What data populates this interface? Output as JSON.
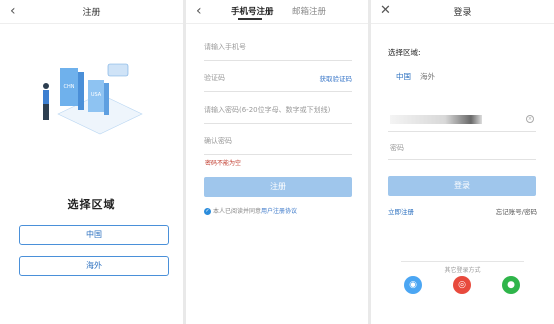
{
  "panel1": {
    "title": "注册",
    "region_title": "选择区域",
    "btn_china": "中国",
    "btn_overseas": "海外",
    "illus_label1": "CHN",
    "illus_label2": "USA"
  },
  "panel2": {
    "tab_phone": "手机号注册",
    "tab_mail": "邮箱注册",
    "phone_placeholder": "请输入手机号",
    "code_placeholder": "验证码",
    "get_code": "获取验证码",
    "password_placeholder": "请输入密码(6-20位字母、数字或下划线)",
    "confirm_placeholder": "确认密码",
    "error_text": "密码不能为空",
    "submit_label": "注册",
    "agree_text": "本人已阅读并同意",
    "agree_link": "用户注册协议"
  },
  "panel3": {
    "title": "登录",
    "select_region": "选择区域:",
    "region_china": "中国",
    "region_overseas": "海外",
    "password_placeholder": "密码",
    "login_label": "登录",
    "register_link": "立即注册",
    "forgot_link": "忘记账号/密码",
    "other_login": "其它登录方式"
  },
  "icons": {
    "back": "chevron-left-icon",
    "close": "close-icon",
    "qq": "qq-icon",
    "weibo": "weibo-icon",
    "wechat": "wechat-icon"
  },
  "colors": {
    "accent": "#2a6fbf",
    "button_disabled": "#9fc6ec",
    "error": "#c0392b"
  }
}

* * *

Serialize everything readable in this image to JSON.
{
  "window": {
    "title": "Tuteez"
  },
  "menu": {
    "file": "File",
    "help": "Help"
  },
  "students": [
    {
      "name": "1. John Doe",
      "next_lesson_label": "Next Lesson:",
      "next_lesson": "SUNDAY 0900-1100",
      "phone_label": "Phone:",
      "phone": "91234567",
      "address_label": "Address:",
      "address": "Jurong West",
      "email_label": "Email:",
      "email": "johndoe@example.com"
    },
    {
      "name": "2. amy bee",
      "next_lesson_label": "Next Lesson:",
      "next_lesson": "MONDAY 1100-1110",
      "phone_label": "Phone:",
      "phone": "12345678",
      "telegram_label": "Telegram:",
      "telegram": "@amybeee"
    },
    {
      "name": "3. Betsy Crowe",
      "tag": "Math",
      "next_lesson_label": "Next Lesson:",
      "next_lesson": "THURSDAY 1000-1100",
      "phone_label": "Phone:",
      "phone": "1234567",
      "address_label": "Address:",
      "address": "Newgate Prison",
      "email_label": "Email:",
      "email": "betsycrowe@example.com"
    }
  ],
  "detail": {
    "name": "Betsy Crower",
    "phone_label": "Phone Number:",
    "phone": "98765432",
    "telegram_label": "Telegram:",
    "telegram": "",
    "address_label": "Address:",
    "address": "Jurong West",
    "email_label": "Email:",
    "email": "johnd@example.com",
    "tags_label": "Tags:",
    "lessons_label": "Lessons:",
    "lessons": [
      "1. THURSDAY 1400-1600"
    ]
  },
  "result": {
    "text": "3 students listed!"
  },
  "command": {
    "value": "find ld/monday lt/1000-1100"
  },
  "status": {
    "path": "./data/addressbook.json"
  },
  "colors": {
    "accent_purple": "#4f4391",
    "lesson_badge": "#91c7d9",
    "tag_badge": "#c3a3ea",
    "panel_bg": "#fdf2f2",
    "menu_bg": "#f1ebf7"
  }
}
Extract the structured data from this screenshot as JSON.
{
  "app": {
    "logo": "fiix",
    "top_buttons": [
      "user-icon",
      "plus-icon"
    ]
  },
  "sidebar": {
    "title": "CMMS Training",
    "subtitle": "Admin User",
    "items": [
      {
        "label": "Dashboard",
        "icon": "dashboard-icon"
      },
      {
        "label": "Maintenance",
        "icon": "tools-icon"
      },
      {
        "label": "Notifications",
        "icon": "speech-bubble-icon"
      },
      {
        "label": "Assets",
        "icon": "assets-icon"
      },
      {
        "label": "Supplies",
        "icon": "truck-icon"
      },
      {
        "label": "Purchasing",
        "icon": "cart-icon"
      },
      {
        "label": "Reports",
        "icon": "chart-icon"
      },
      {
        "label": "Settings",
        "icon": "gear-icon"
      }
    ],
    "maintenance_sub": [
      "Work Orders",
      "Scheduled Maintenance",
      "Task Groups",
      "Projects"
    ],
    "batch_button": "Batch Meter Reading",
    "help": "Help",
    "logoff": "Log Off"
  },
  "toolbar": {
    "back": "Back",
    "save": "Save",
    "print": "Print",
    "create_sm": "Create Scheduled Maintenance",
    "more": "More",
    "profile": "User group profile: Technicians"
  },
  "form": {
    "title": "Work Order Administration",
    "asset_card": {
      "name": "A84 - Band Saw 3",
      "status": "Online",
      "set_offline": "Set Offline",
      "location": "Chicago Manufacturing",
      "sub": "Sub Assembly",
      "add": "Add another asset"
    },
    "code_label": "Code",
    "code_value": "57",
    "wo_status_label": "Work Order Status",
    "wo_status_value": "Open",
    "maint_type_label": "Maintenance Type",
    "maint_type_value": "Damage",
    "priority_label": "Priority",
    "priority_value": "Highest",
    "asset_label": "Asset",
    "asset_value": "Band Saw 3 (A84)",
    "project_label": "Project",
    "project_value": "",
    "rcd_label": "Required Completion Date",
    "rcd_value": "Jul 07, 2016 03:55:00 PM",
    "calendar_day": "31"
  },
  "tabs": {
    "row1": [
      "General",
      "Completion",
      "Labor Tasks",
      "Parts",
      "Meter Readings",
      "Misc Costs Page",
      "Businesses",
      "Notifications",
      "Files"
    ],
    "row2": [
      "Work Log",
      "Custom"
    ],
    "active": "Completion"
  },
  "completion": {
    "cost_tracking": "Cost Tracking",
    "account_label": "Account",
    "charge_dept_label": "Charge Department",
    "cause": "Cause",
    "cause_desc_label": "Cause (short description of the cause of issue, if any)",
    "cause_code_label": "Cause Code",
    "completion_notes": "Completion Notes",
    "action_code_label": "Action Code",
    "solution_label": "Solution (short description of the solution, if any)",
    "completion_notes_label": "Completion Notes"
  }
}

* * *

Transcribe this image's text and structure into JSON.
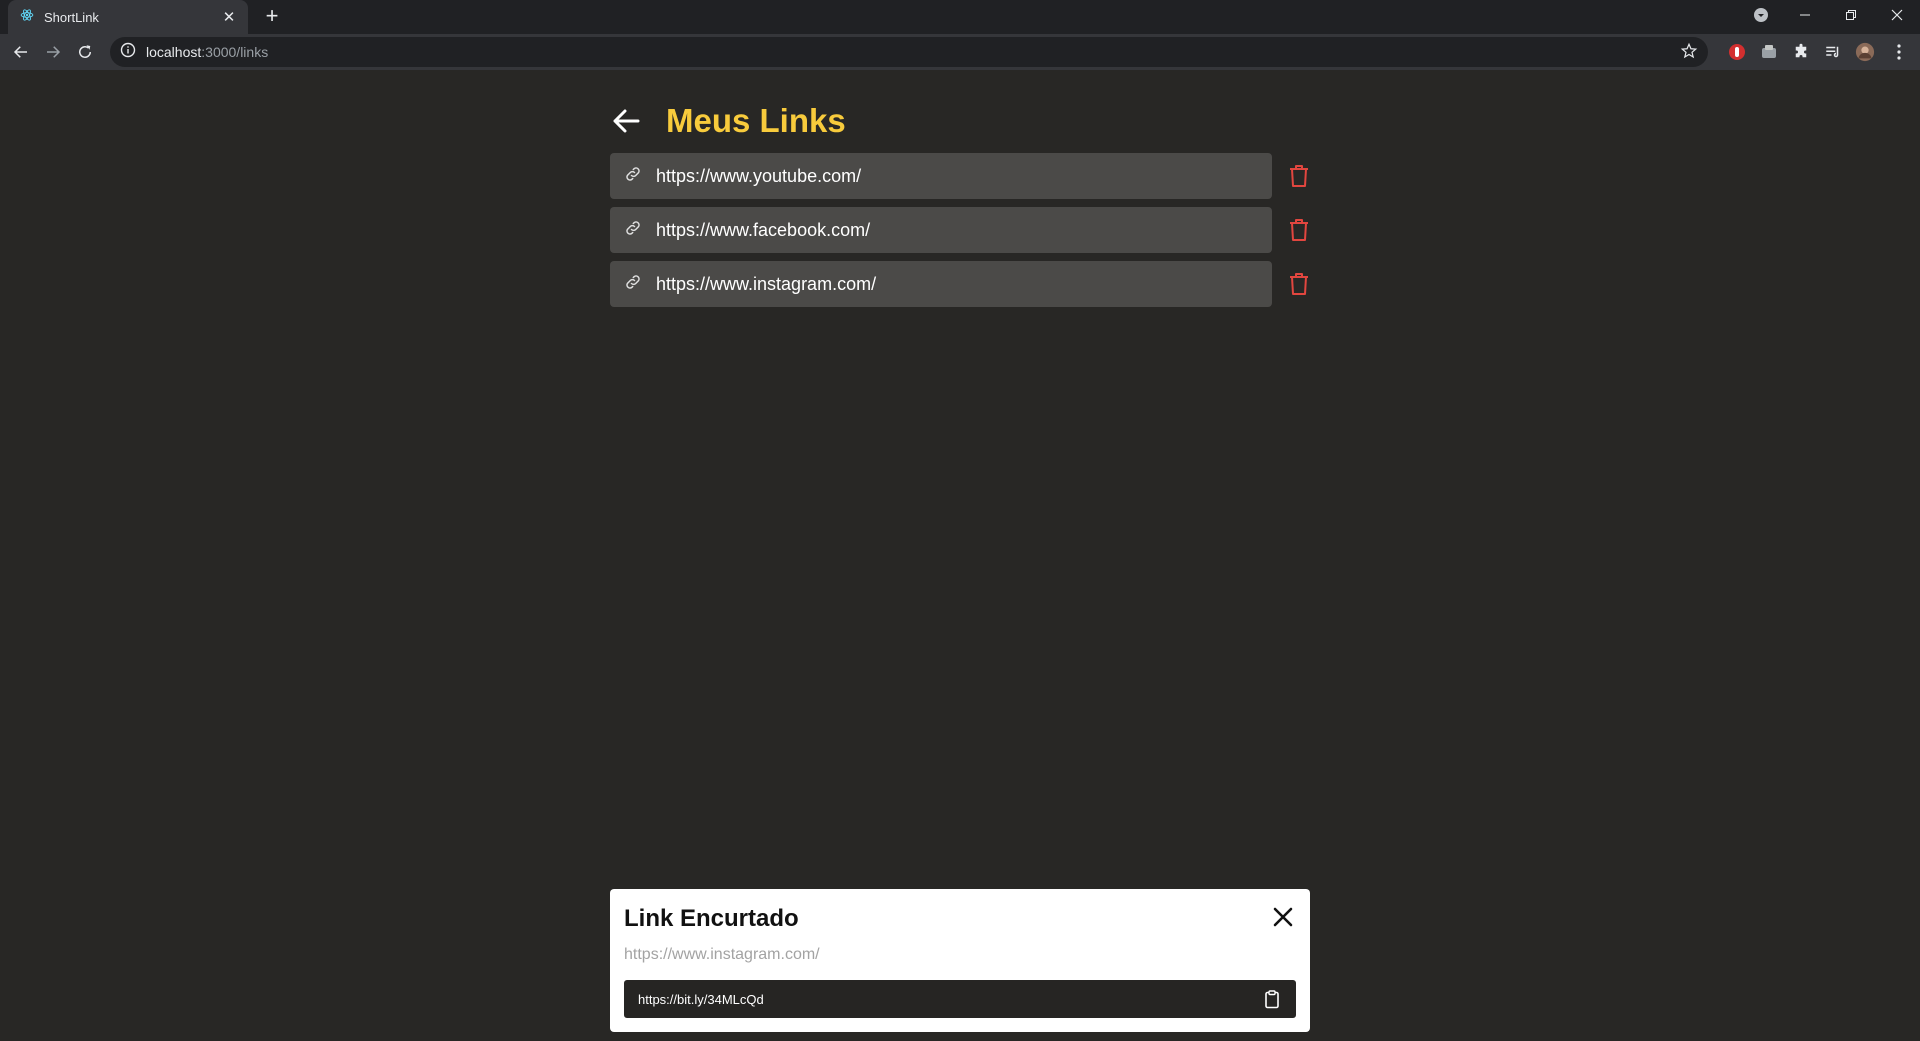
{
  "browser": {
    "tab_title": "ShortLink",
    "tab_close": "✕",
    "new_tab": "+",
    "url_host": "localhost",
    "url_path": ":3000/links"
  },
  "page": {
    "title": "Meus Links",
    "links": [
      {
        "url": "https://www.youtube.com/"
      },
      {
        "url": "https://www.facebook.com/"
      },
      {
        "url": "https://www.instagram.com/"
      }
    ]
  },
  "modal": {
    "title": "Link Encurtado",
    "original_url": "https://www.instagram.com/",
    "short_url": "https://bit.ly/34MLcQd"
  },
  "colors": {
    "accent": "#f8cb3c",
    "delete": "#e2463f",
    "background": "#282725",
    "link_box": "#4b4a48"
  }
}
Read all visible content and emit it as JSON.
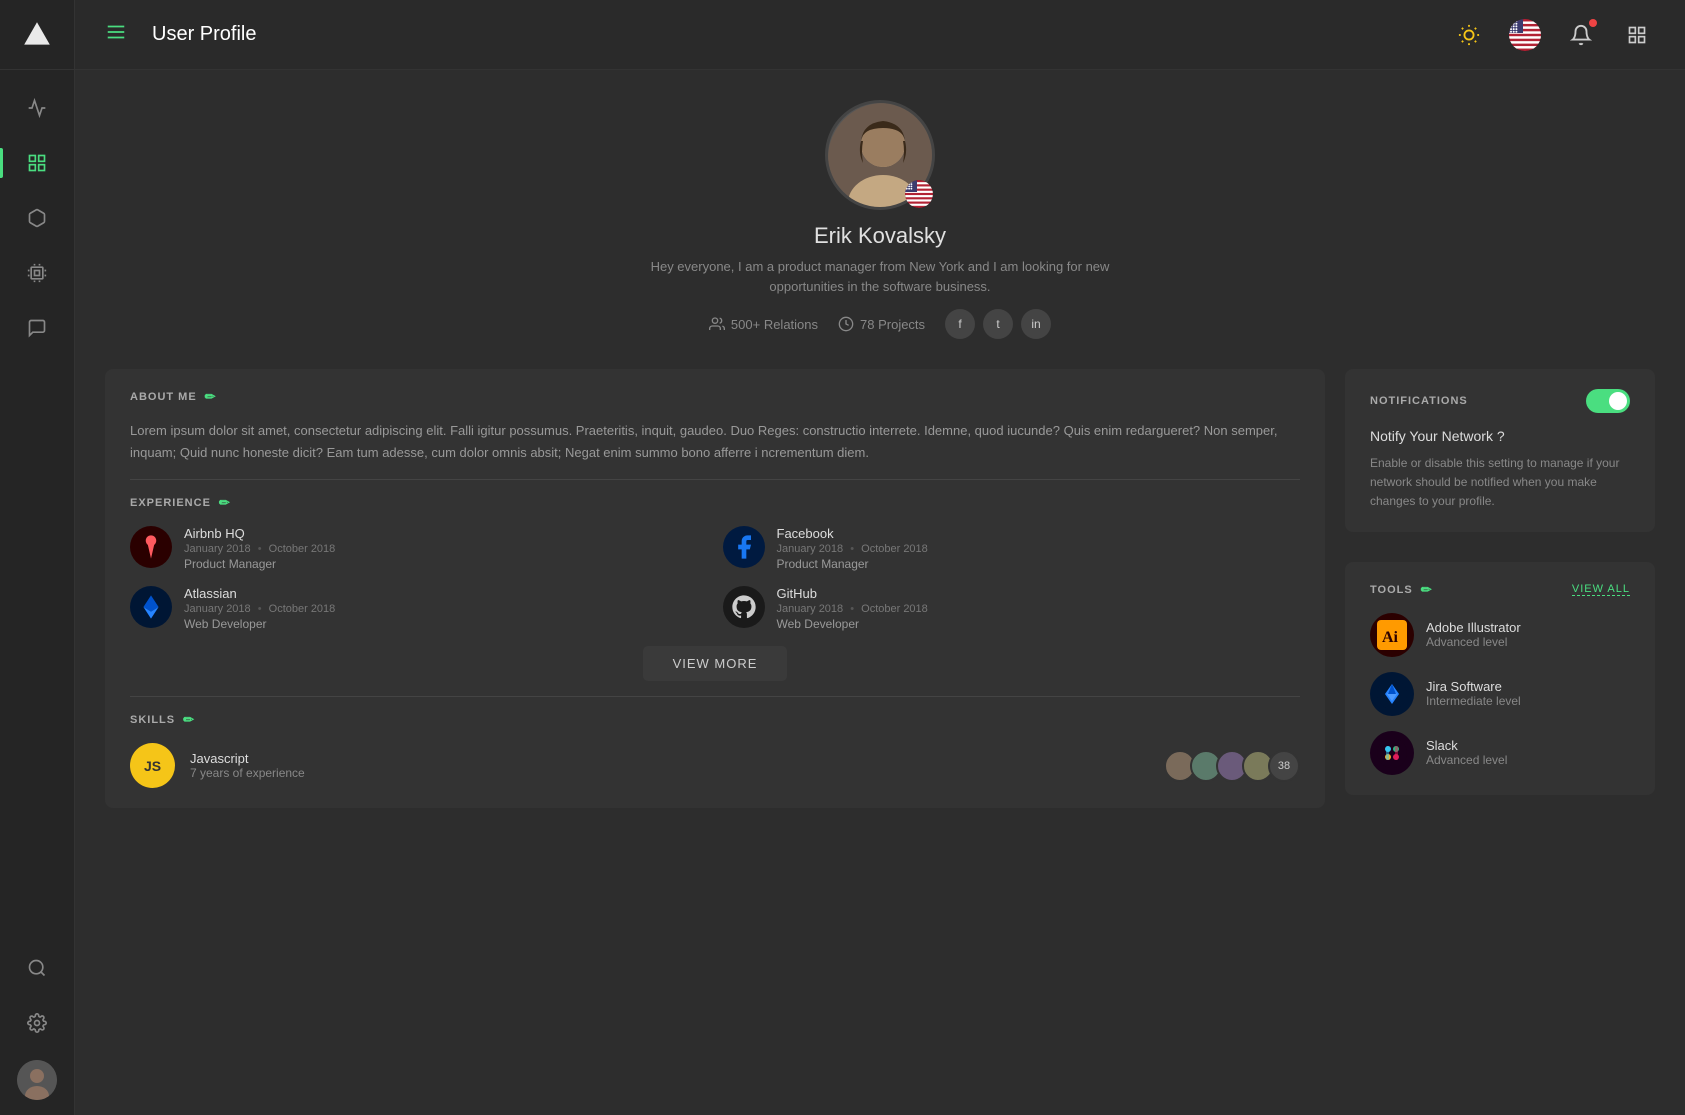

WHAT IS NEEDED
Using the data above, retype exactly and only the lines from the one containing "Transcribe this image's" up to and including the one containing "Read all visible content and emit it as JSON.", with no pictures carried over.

EXERCISE RESULT
Transcribe this image's text and structure into JSON.
{
  "browser": {
    "tab_title": "ShortLink",
    "tab_close": "✕",
    "new_tab": "+",
    "url_host": "localhost",
    "url_path": ":3000/links"
  },
  "page": {
    "title": "Meus Links",
    "links": [
      {
        "url": "https://www.youtube.com/"
      },
      {
        "url": "https://www.facebook.com/"
      },
      {
        "url": "https://www.instagram.com/"
      }
    ]
  },
  "modal": {
    "title": "Link Encurtado",
    "original_url": "https://www.instagram.com/",
    "short_url": "https://bit.ly/34MLcQd"
  },
  "colors": {
    "accent": "#f8cb3c",
    "delete": "#e2463f",
    "background": "#282725",
    "link_box": "#4b4a48"
  }
}
Read all visible content and emit it as JSON.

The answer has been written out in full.